All of the records must come back exactly. Please repeat them in full.

*** Block opens ***

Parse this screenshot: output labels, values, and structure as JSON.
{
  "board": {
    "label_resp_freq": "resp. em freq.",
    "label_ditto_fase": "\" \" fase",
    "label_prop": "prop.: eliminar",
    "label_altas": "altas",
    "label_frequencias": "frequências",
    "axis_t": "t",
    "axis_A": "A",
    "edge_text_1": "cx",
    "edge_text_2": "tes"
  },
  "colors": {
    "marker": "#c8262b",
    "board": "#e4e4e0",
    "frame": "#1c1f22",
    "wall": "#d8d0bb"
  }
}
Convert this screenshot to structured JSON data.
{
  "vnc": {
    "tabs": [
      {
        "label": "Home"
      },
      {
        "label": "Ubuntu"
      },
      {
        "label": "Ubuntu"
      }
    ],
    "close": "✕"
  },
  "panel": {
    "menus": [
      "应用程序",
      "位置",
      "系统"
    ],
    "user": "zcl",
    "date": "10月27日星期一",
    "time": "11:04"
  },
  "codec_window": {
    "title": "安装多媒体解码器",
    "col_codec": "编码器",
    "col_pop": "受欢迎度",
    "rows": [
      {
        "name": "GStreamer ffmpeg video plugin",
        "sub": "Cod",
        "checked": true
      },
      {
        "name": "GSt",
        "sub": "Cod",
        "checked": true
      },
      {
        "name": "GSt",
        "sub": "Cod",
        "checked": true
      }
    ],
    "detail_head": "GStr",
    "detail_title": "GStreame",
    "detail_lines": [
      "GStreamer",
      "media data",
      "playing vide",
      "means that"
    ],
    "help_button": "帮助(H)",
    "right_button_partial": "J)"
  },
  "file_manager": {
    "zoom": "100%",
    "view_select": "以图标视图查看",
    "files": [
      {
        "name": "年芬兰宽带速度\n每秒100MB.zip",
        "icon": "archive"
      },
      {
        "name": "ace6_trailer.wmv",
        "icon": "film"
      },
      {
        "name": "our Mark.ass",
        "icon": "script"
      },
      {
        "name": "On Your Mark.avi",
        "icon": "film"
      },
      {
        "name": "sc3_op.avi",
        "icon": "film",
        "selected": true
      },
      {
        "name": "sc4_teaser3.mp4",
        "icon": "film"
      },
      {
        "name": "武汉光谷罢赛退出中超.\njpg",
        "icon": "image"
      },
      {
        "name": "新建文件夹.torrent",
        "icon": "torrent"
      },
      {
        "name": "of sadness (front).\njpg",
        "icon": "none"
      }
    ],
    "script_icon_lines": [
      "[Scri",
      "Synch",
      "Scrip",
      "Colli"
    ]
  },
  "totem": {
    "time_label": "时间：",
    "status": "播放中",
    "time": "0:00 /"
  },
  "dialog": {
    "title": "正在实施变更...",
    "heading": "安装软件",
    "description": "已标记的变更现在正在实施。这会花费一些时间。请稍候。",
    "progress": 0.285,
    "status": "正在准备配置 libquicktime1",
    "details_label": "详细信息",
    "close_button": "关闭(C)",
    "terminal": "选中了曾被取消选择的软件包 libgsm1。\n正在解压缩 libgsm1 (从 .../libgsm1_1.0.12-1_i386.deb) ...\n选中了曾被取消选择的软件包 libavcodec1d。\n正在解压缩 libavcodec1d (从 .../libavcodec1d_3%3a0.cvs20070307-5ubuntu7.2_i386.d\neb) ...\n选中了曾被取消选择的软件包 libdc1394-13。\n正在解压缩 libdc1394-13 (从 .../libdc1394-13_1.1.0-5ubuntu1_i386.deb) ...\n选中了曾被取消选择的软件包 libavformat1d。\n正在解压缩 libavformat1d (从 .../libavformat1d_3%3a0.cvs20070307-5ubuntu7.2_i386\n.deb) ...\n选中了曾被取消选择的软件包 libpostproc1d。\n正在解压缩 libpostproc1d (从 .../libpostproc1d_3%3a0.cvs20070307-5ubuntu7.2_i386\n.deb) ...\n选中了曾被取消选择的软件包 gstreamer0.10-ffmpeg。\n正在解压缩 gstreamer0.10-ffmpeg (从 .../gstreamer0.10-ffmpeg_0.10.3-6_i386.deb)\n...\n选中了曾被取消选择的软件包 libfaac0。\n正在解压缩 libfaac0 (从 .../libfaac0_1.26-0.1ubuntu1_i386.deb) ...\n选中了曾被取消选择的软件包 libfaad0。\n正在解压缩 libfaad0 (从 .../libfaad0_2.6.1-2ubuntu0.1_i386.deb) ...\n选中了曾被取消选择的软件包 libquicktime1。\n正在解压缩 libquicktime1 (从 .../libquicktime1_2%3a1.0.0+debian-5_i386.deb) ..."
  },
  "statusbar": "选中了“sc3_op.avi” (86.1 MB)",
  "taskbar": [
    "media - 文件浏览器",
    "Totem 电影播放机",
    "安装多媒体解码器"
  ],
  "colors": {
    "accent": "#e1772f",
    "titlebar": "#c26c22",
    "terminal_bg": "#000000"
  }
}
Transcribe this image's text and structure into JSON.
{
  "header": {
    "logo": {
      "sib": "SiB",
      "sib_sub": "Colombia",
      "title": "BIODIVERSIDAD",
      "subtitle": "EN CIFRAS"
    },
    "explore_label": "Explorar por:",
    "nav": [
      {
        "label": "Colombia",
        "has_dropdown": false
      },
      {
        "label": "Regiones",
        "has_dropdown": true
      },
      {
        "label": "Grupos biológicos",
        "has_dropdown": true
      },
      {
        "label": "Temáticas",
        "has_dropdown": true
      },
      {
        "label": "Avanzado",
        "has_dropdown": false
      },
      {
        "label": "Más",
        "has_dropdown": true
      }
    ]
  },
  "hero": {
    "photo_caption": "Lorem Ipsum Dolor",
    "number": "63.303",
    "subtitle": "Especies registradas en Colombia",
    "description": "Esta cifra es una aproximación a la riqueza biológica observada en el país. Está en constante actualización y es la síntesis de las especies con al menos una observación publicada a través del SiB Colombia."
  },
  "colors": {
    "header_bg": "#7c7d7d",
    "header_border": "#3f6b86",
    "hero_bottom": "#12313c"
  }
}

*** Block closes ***

■ **ANSWER FOR THIS EXERCISE**
Parse this screenshot: output labels, values, and structure as JSON.
{
  "board": {
    "label_resp_freq": "resp. em freq.",
    "label_ditto_fase": "\" \" fase",
    "label_prop": "prop.: eliminar",
    "label_altas": "altas",
    "label_frequencias": "frequências",
    "axis_t": "t",
    "axis_A": "A",
    "edge_text_1": "cx",
    "edge_text_2": "tes"
  },
  "colors": {
    "marker": "#c8262b",
    "board": "#e4e4e0",
    "frame": "#1c1f22",
    "wall": "#d8d0bb"
  }
}
Convert this screenshot to structured JSON data.
{
  "vnc": {
    "tabs": [
      {
        "label": "Home"
      },
      {
        "label": "Ubuntu"
      },
      {
        "label": "Ubuntu"
      }
    ],
    "close": "✕"
  },
  "panel": {
    "menus": [
      "应用程序",
      "位置",
      "系统"
    ],
    "user": "zcl",
    "date": "10月27日星期一",
    "time": "11:04"
  },
  "codec_window": {
    "title": "安装多媒体解码器",
    "col_codec": "编码器",
    "col_pop": "受欢迎度",
    "rows": [
      {
        "name": "GStreamer ffmpeg video plugin",
        "sub": "Cod",
        "checked": true
      },
      {
        "name": "GSt",
        "sub": "Cod",
        "checked": true
      },
      {
        "name": "GSt",
        "sub": "Cod",
        "checked": true
      }
    ],
    "detail_head": "GStr",
    "detail_title": "GStreame",
    "detail_lines": [
      "GStreamer",
      "media data",
      "playing vide",
      "means that"
    ],
    "help_button": "帮助(H)",
    "right_button_partial": "J)"
  },
  "file_manager": {
    "zoom": "100%",
    "view_select": "以图标视图查看",
    "files": [
      {
        "name": "年芬兰宽带速度\n每秒100MB.zip",
        "icon": "archive"
      },
      {
        "name": "ace6_trailer.wmv",
        "icon": "film"
      },
      {
        "name": "our Mark.ass",
        "icon": "script"
      },
      {
        "name": "On Your Mark.avi",
        "icon": "film"
      },
      {
        "name": "sc3_op.avi",
        "icon": "film",
        "selected": true
      },
      {
        "name": "sc4_teaser3.mp4",
        "icon": "film"
      },
      {
        "name": "武汉光谷罢赛退出中超.\njpg",
        "icon": "image"
      },
      {
        "name": "新建文件夹.torrent",
        "icon": "torrent"
      },
      {
        "name": "of sadness (front).\njpg",
        "icon": "none"
      }
    ],
    "script_icon_lines": [
      "[Scri",
      "Synch",
      "Scrip",
      "Colli"
    ]
  },
  "totem": {
    "time_label": "时间：",
    "status": "播放中",
    "time": "0:00 /"
  },
  "dialog": {
    "title": "正在实施变更...",
    "heading": "安装软件",
    "description": "已标记的变更现在正在实施。这会花费一些时间。请稍候。",
    "progress": 0.285,
    "status": "正在准备配置 libquicktime1",
    "details_label": "详细信息",
    "close_button": "关闭(C)",
    "terminal": "选中了曾被取消选择的软件包 libgsm1。\n正在解压缩 libgsm1 (从 .../libgsm1_1.0.12-1_i386.deb) ...\n选中了曾被取消选择的软件包 libavcodec1d。\n正在解压缩 libavcodec1d (从 .../libavcodec1d_3%3a0.cvs20070307-5ubuntu7.2_i386.d\neb) ...\n选中了曾被取消选择的软件包 libdc1394-13。\n正在解压缩 libdc1394-13 (从 .../libdc1394-13_1.1.0-5ubuntu1_i386.deb) ...\n选中了曾被取消选择的软件包 libavformat1d。\n正在解压缩 libavformat1d (从 .../libavformat1d_3%3a0.cvs20070307-5ubuntu7.2_i386\n.deb) ...\n选中了曾被取消选择的软件包 libpostproc1d。\n正在解压缩 libpostproc1d (从 .../libpostproc1d_3%3a0.cvs20070307-5ubuntu7.2_i386\n.deb) ...\n选中了曾被取消选择的软件包 gstreamer0.10-ffmpeg。\n正在解压缩 gstreamer0.10-ffmpeg (从 .../gstreamer0.10-ffmpeg_0.10.3-6_i386.deb)\n...\n选中了曾被取消选择的软件包 libfaac0。\n正在解压缩 libfaac0 (从 .../libfaac0_1.26-0.1ubuntu1_i386.deb) ...\n选中了曾被取消选择的软件包 libfaad0。\n正在解压缩 libfaad0 (从 .../libfaad0_2.6.1-2ubuntu0.1_i386.deb) ...\n选中了曾被取消选择的软件包 libquicktime1。\n正在解压缩 libquicktime1 (从 .../libquicktime1_2%3a1.0.0+debian-5_i386.deb) ..."
  },
  "statusbar": "选中了“sc3_op.avi” (86.1 MB)",
  "taskbar": [
    "media - 文件浏览器",
    "Totem 电影播放机",
    "安装多媒体解码器"
  ],
  "colors": {
    "accent": "#e1772f",
    "titlebar": "#c26c22",
    "terminal_bg": "#000000"
  }
}
Transcribe this image's text and structure into JSON.
{
  "header": {
    "logo": {
      "sib": "SiB",
      "sib_sub": "Colombia",
      "title": "BIODIVERSIDAD",
      "subtitle": "EN CIFRAS"
    },
    "explore_label": "Explorar por:",
    "nav": [
      {
        "label": "Colombia",
        "has_dropdown": false
      },
      {
        "label": "Regiones",
        "has_dropdown": true
      },
      {
        "label": "Grupos biológicos",
        "has_dropdown": true
      },
      {
        "label": "Temáticas",
        "has_dropdown": true
      },
      {
        "label": "Avanzado",
        "has_dropdown": false
      },
      {
        "label": "Más",
        "has_dropdown": true
      }
    ]
  },
  "hero": {
    "photo_caption": "Lorem Ipsum Dolor",
    "number": "63.303",
    "subtitle": "Especies registradas en Colombia",
    "description": "Esta cifra es una aproximación a la riqueza biológica observada en el país. Está en constante actualización y es la síntesis de las especies con al menos una observación publicada a través del SiB Colombia."
  },
  "colors": {
    "header_bg": "#7c7d7d",
    "header_border": "#3f6b86",
    "hero_bottom": "#12313c"
  }
}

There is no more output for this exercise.